The history of Hopewell Church begins nearly two centuries ago when widower John Foster married widow Elizabeth Porter Leslie in Hopewell, South Carolina. The couple took his children, her children and their children to Preble County, Ohio, a part of the Northwest Territory.
Convinced that slavery was wrong, the Fosters left South Carolina for Ohio, where slavery was forbidden. There the family helped organize an Associate Reformed Presbyterian Church (later the Hopewell United Presbyterian Church.) By 1830, this congregation had 400 members.

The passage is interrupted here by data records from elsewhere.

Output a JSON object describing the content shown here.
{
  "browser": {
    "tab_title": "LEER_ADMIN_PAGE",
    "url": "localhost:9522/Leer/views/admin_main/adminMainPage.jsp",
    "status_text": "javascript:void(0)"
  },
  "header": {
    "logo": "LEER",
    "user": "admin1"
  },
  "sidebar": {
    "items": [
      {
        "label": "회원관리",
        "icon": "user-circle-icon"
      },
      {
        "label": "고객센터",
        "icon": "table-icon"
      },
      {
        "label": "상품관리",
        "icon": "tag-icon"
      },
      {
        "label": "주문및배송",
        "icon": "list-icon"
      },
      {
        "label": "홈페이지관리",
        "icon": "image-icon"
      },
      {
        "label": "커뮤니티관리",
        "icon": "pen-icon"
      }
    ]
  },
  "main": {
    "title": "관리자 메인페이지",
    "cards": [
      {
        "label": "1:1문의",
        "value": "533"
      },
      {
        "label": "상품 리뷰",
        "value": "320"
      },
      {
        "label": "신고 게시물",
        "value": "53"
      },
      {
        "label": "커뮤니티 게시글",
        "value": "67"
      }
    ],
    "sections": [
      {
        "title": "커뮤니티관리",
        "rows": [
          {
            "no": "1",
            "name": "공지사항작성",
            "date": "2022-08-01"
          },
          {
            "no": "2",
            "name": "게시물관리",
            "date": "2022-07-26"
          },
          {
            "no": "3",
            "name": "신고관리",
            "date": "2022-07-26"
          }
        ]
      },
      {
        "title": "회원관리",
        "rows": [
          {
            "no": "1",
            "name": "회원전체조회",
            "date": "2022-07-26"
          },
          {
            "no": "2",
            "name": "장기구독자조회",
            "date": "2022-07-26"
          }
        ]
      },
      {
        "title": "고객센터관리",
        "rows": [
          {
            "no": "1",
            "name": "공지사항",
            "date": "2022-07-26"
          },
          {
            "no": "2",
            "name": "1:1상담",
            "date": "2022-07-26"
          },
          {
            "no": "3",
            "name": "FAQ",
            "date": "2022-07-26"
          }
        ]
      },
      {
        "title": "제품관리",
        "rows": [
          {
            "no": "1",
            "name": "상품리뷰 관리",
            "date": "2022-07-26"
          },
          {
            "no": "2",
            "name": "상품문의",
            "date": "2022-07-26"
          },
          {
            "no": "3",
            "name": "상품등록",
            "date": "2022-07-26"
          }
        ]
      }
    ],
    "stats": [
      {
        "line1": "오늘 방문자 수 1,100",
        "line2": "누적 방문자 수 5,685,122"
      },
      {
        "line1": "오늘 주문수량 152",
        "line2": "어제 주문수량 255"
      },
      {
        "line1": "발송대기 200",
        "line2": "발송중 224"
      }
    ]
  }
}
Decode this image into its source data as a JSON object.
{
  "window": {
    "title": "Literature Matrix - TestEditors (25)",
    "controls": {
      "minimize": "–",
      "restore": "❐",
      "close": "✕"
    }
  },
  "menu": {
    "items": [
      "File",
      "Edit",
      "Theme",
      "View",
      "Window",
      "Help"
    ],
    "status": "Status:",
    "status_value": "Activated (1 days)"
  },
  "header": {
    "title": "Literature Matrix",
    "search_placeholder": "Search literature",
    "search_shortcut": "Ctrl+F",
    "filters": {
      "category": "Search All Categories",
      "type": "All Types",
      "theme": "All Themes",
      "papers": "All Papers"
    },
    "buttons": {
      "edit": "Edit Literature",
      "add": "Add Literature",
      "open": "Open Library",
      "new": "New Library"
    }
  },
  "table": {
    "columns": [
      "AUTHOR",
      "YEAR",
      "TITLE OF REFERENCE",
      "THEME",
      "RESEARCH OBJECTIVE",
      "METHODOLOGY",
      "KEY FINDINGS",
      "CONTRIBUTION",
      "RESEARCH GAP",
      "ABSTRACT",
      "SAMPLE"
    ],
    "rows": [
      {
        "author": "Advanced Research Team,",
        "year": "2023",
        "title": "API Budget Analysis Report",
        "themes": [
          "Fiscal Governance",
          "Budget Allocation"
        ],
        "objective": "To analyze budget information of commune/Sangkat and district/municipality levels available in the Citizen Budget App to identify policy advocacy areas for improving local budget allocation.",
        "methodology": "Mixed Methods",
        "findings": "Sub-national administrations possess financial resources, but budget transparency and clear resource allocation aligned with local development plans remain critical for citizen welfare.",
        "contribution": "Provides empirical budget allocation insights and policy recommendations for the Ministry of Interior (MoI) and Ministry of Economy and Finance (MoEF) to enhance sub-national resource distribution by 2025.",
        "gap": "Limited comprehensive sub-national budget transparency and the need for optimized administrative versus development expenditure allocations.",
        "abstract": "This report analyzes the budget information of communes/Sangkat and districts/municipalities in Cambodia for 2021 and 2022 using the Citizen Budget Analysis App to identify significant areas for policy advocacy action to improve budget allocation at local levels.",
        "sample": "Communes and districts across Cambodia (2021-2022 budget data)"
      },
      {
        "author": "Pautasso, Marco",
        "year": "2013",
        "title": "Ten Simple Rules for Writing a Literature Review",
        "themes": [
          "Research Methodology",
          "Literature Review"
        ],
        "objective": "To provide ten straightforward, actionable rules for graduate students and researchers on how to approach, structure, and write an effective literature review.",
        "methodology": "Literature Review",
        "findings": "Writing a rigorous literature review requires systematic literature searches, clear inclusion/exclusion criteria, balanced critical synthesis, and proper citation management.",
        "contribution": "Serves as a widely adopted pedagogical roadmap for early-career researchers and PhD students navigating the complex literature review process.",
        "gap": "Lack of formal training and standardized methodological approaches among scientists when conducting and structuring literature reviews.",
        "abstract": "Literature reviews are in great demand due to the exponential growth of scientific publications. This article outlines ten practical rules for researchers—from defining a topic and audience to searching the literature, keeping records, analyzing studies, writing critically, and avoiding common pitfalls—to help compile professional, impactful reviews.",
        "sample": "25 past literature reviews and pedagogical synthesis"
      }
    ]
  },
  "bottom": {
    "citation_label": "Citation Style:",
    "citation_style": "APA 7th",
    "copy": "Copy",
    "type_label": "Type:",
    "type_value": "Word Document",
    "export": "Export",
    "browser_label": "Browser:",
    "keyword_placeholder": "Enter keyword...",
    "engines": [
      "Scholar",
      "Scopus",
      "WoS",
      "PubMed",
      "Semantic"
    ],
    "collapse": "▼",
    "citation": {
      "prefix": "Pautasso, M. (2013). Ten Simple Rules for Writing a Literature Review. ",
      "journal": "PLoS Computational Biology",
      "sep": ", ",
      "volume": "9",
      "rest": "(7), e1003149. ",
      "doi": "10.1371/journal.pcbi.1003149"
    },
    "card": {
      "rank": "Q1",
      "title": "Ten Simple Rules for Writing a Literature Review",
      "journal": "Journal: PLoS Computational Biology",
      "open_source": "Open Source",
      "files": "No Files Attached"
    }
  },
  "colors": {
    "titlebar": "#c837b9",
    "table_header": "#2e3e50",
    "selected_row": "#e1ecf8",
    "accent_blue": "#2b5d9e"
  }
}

The names "Leslie" and "Hopewell" are the thread that holds the story together as the scene shifts to Illinois. Samuel and Harriet Leslie left the Hopewell church in Ohio to make their home in Henderson County, Illinois. Again the scene was changed, this time to Mitchell County, Kansas; time early 1870's. The John Henderson Leslie and the Alexander Oliver Leslie families left to join United Presbyterian families located on both sides of the Solomon River. Permission for a merger between the "Hopewellites" of Ohio and Solomon Rapids U.P.'s was given at a meeting of the Presbytery of Kansas at Winchester on April 9, 1873. Thus the new United Presbyterian church home was established on the north side of the Solomon River on May 17,1873, with thirteen members.
The Solomon River provided a natural boundary for worshippers traveling laboriously to church in wagons. Therefore, a called meeting of Presbytery was held in February 1876 to consider a petition asking permission to divide and establish a second church south of the river. Logic was seen in the matter and on March 13, 1876, the congregation was officially organized; this was the actual birth date. Chosen to lead the new church were: Thomas Humphreys, chairman; M.S. Mitchell, secretary; J.L. Buchanan, treasurer; G.W. Rankin, J.H. Leslie, J.C. Stewart, A.O.Leslie and T.R. Buchanan trustees. Rev. McKelvy was asked to return as stated supply in connection with the Solomon Rapids church.

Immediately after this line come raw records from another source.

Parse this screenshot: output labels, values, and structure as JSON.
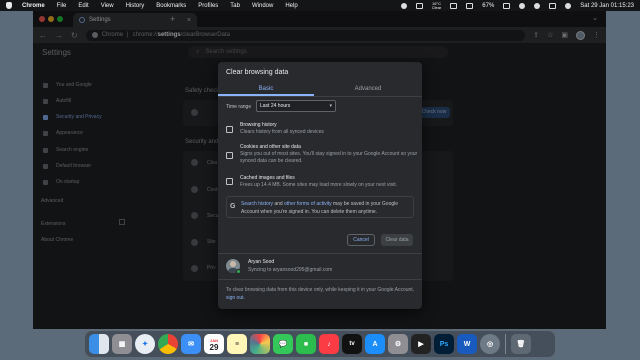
{
  "menubar": {
    "app": "Chrome",
    "items": [
      "File",
      "Edit",
      "View",
      "History",
      "Bookmarks",
      "Profiles",
      "Tab",
      "Window",
      "Help"
    ],
    "weather_temp": "16°C",
    "weather_desc": "Clear",
    "battery": "67%",
    "datetime": "Sat 29 Jan  01:15:23"
  },
  "browser": {
    "tab_title": "Settings",
    "new_tab_symbol": "+",
    "close_symbol": "×",
    "url_prefix": "Chrome",
    "url_scheme": "chrome://",
    "url_bold": "settings",
    "url_path": "/clearBrowserData"
  },
  "settings": {
    "title": "Settings",
    "search_placeholder": "Search settings",
    "nav": [
      {
        "label": "You and Google"
      },
      {
        "label": "Autofill"
      },
      {
        "label": "Security and Privacy",
        "active": true
      },
      {
        "label": "Appearance"
      },
      {
        "label": "Search engine"
      },
      {
        "label": "Default browser"
      },
      {
        "label": "On startup"
      }
    ],
    "advanced": "Advanced",
    "extensions": "Extensions",
    "about": "About Chrome",
    "safety_check": "Safety check",
    "check_now": "Check now",
    "privacy_section": "Security and priv",
    "rows": [
      "Clea",
      "Cook",
      "Secu",
      "Site",
      "Priv"
    ]
  },
  "dialog": {
    "title": "Clear browsing data",
    "tabs": [
      "Basic",
      "Advanced"
    ],
    "time_range_label": "Time range",
    "time_range_value": "Last 24 hours",
    "options": [
      {
        "title": "Browsing history",
        "desc": "Clears history from all synced devices",
        "checked": false
      },
      {
        "title": "Cookies and other site data",
        "desc": "Signs you out of most sites. You'll stay signed in to your Google Account so your synced data can be cleared.",
        "checked": false
      },
      {
        "title": "Cached images and files",
        "desc": "Frees up 14.4 MB. Some sites may load more slowly on your next visit.",
        "checked": false
      }
    ],
    "google_note": {
      "link1": "Search history",
      "mid1": " and ",
      "link2": "other forms of activity",
      "rest": " may be saved in your Google Account when you're signed in. You can delete them anytime."
    },
    "cancel": "Cancel",
    "clear": "Clear data",
    "profile_name": "Aryan Sood",
    "profile_sync": "Syncing to aryansood295@gmail.com",
    "footer_text": "To clear browsing data from this device only, while keeping it in your Google Account, ",
    "footer_link": "sign out."
  },
  "dock": {
    "calendar_month": "JAN",
    "calendar_day": "29",
    "apps": [
      "finder",
      "launchpad",
      "safari",
      "chrome",
      "mail",
      "calendar",
      "notes",
      "photos",
      "messages",
      "facetime",
      "music",
      "appletv",
      "appstore",
      "settings",
      "finalcut",
      "photoshop",
      "word",
      "screenshot",
      "trash"
    ]
  },
  "colors": {
    "accent": "#8ab4f8",
    "dialog_bg": "#292a2d",
    "page_bg": "#202124"
  }
}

Growth was immediate. Most Sundays the session admitted members, which made meeting in small homes even more difficult. The time had come to consider building and on July 22, 1876, a special meeting was held. The next month, a decision was made to erect a 24' by 40' frame building with a six-foot vestibule taken out of one end.
Constructing the small frame church was most difficult. With the nearest railroad terminal at Greenleaf, at least 80 miles northeast, it took as much as two weeks to get a load of lumber.

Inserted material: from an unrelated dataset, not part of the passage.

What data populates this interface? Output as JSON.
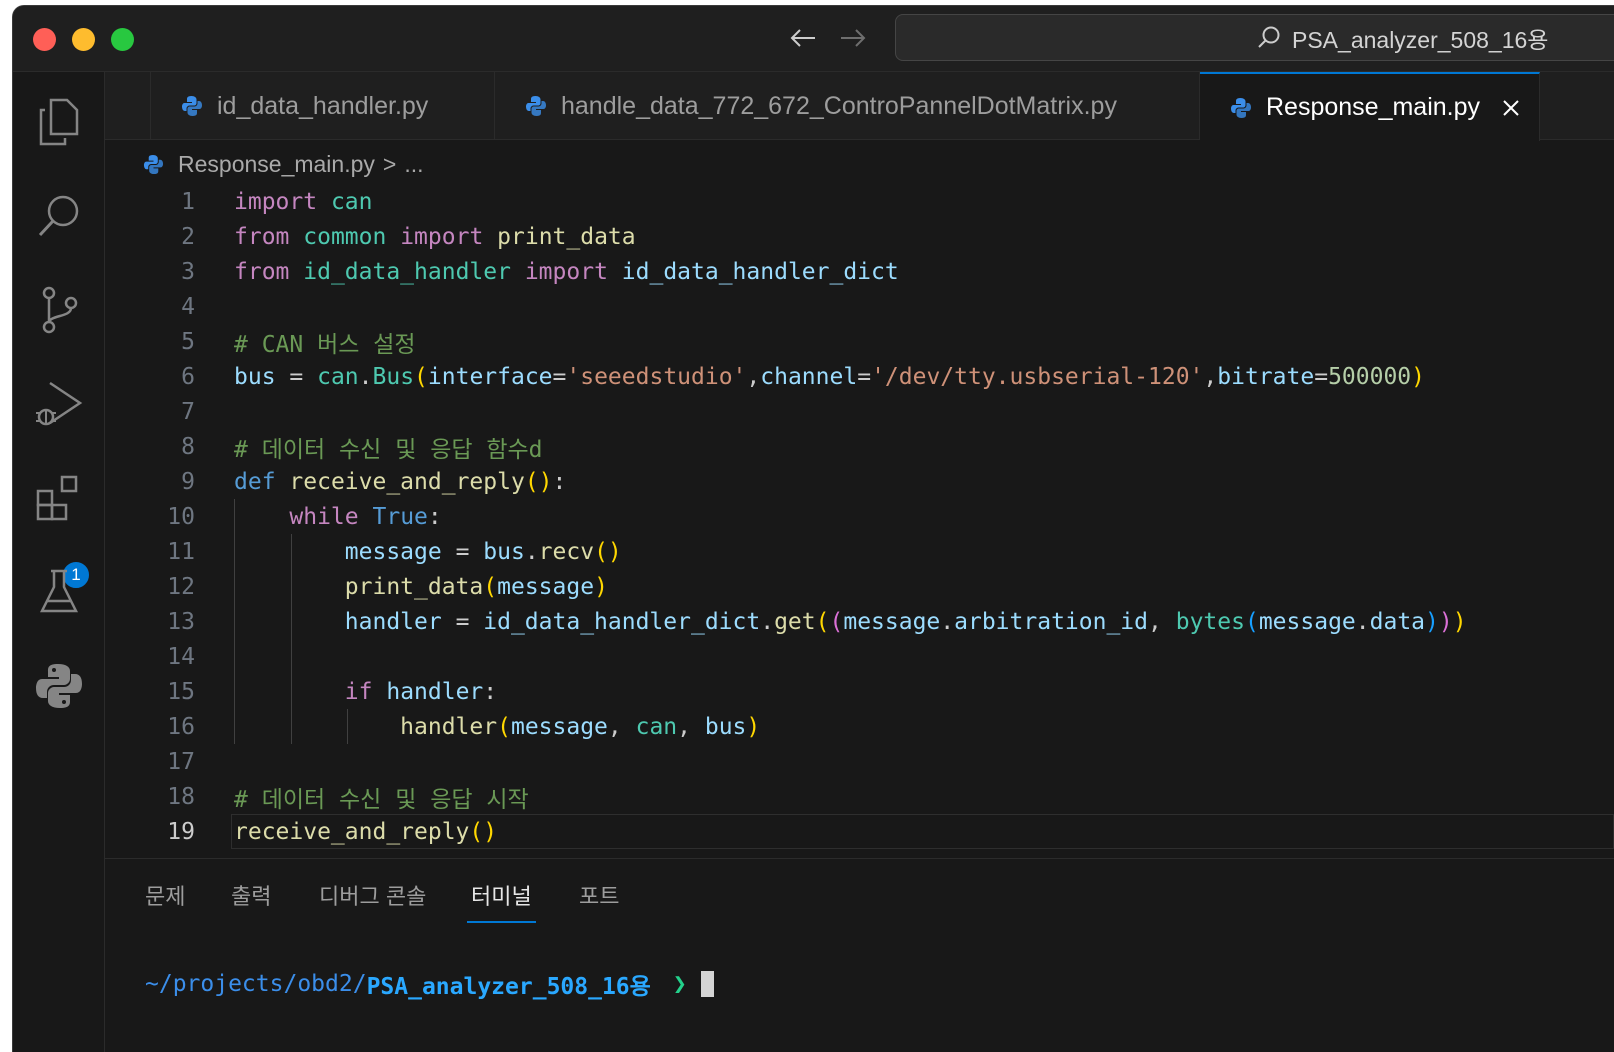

At last on February 4,1878,the building was completed--cost was $1,200. February 22 was a thrilling day as session met for the first time in the new sanctuary.
33 years went by since the church had first been used. Now, with membership having steadily increased, the 24 X 40 building seemed crowded. On February 10, 1911, a committee was appointed to make plans for a new church building. Twelve days later, two plans were submitted--one for erecting a new building and one for remodeling the old. It was decided that a new building would be best and that the lumber in the current church used in the building of the new. Construction went quickly and sometime that same year the "new" Hopewell Church was completed--cost, $4,000.
64 years later, during the winter of 1975-1976, members, many of them descendents of the original members, of the church embarked on a face-lifting of the building. Transformations took place both inside and out. When finished everything gleamed--cost $12,512.
One year later (1976) the congregation celebrated the 100th anniversary of the church. Finally, in 1989, after 113 years of service, the church closed its doors to it congregation for the last time.